*YOUR INSTRUCTIONS*. Copy all the records word for word, apart from any pictures.

** Opening DATA EXTRACT block **

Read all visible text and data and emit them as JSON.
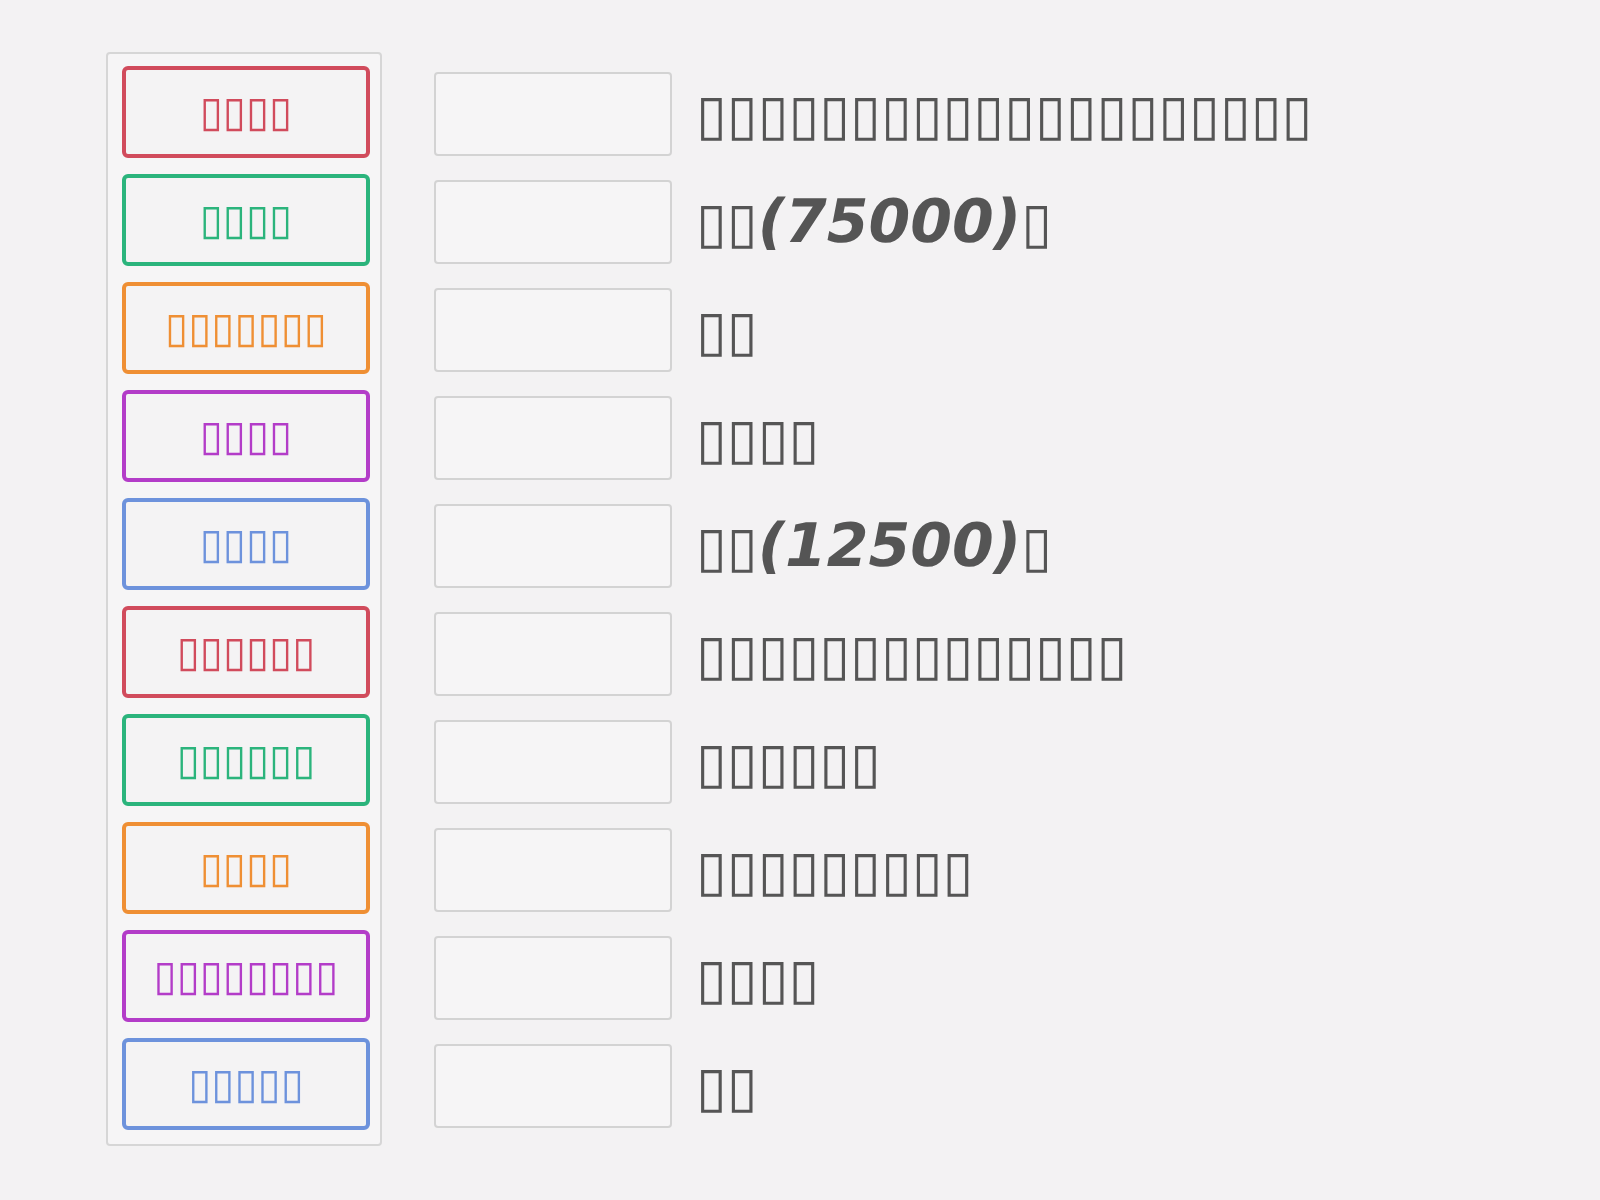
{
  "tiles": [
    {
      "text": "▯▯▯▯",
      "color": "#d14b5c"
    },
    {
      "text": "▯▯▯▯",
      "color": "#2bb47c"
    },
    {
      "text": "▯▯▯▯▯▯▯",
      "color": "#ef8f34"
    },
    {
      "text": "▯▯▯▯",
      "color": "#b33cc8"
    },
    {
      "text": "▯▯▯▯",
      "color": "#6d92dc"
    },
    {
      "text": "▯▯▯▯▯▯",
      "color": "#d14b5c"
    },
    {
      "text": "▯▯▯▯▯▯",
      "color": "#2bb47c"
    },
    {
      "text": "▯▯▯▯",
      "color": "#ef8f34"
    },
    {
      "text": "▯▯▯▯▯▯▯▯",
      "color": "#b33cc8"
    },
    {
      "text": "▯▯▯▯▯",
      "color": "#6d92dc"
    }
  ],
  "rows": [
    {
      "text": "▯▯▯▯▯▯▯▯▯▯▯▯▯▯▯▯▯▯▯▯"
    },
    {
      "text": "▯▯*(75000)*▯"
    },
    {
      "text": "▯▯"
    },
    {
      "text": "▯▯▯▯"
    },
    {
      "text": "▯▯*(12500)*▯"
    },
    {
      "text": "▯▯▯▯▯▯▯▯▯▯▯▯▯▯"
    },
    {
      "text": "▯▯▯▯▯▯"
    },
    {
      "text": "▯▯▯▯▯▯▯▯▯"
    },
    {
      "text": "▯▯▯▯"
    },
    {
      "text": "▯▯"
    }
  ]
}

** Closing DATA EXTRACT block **

*RESULT OF THIS EXERCISE*.
Read all visible text and data and emit them as JSON.
{
  "tiles": [
    {
      "text": "▯▯▯▯",
      "color": "#d14b5c"
    },
    {
      "text": "▯▯▯▯",
      "color": "#2bb47c"
    },
    {
      "text": "▯▯▯▯▯▯▯",
      "color": "#ef8f34"
    },
    {
      "text": "▯▯▯▯",
      "color": "#b33cc8"
    },
    {
      "text": "▯▯▯▯",
      "color": "#6d92dc"
    },
    {
      "text": "▯▯▯▯▯▯",
      "color": "#d14b5c"
    },
    {
      "text": "▯▯▯▯▯▯",
      "color": "#2bb47c"
    },
    {
      "text": "▯▯▯▯",
      "color": "#ef8f34"
    },
    {
      "text": "▯▯▯▯▯▯▯▯",
      "color": "#b33cc8"
    },
    {
      "text": "▯▯▯▯▯",
      "color": "#6d92dc"
    }
  ],
  "rows": [
    {
      "text": "▯▯▯▯▯▯▯▯▯▯▯▯▯▯▯▯▯▯▯▯"
    },
    {
      "text": "▯▯*(75000)*▯"
    },
    {
      "text": "▯▯"
    },
    {
      "text": "▯▯▯▯"
    },
    {
      "text": "▯▯*(12500)*▯"
    },
    {
      "text": "▯▯▯▯▯▯▯▯▯▯▯▯▯▯"
    },
    {
      "text": "▯▯▯▯▯▯"
    },
    {
      "text": "▯▯▯▯▯▯▯▯▯"
    },
    {
      "text": "▯▯▯▯"
    },
    {
      "text": "▯▯"
    }
  ]
}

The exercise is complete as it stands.